The Women’s Law Project, like the WOAR, was a staunch supporter of the Violence Against Women Act (VAWA)by which a ‘victim’ of "gender-motivated violence" can take the ‘accused’ to civil as well as criminal court to seek compensatory and punitive damages. Thus, the woman can financially punish the accused even if he has been found ‘not guilty’ by the more exacting standards of a criminal proceeding.

The Pennsylvania chapter of N.O.W. has worked for years to have Pennsylvania’s Hate Crimes statutes expanded to include sexual orientation and the word ‘gender.’ Its web site states, "As we know, women are not free from hate crimes....Some people wonder would every rape then become a hate crime? Well we know that rape is a hate crime..."

Penn Women’s Center houses the Pennsylvania chapter of N.O.W. According to its website, the Center was formed in 1973 "after a series of rapes on and around campus" "mobilized students, faculty and staff to organize a ‘sit-in.’ The Center is clear that it performs "an explicitly [sic] advocacy function as it relates to issues affecting women, racial minorities, sexual minorities and other disenfranchised groups." As part of this advocacy, it "responds to public acts of sexism/racism/homophobia/heterosexism..."

As Delilah Rumberg, director of the Pennsylvania Coalition Against Rape in Harrisburg stated, "It looks real positive for victims." It looks real negative for anyone falsely accused.

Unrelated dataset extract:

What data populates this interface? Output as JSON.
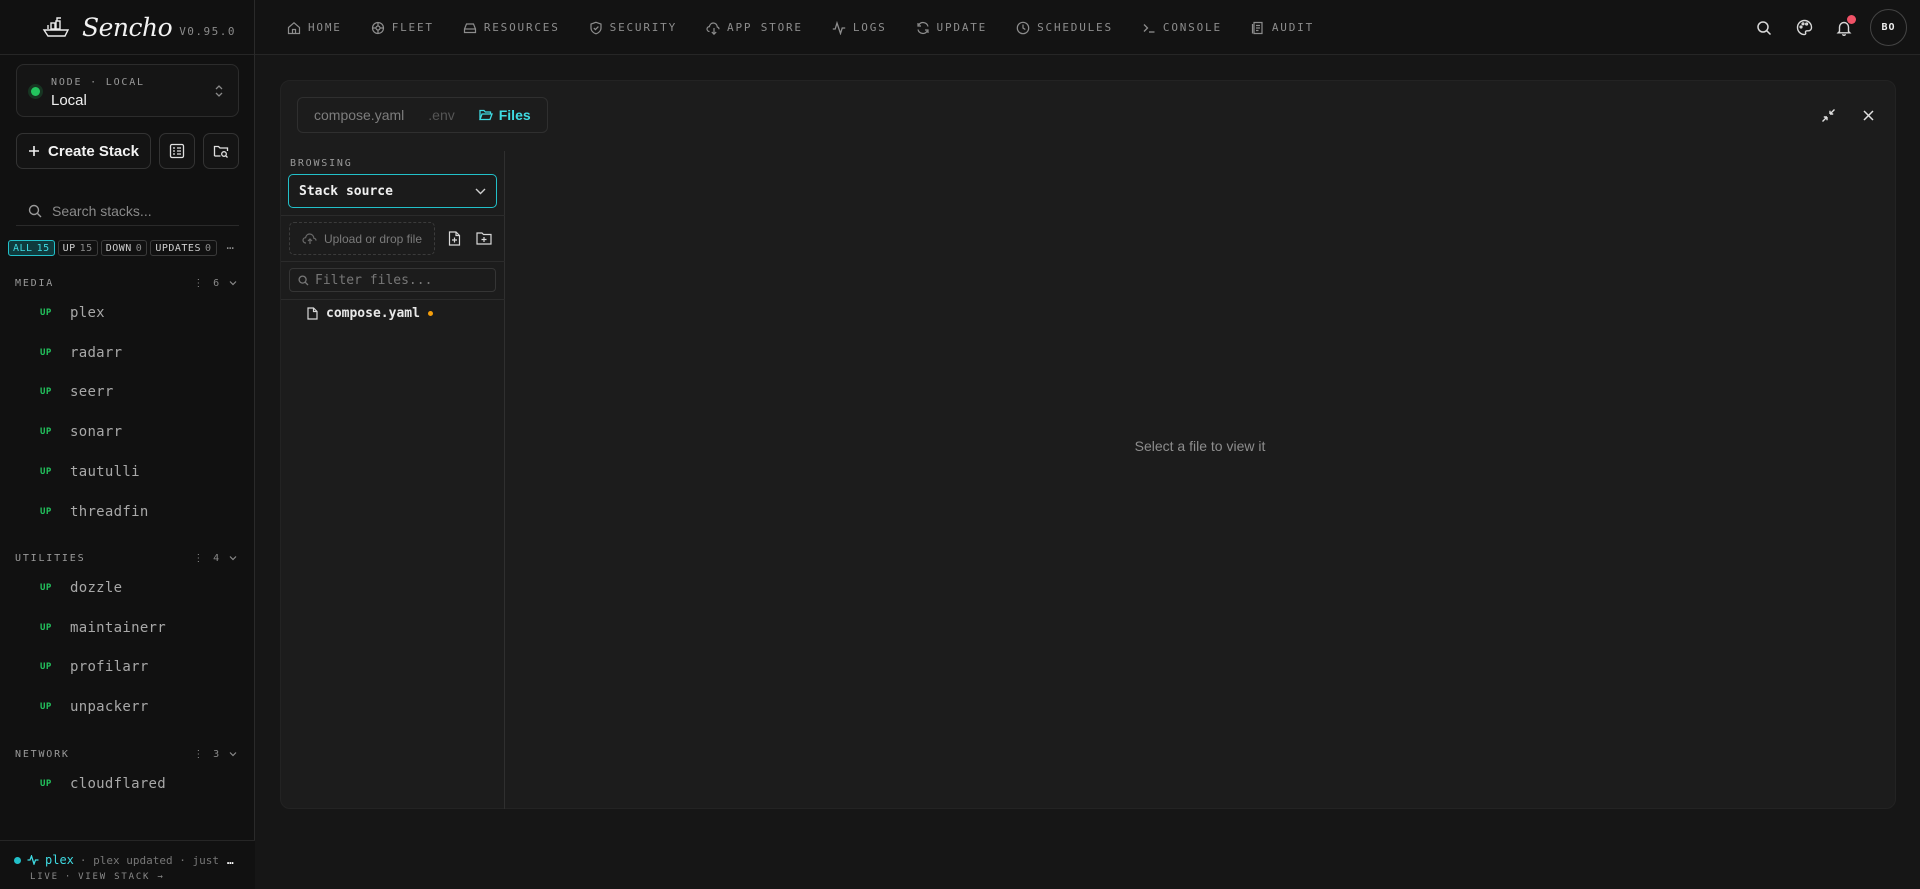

March 26, 2000

Wendy McElroy is author of The Reasonable Woman.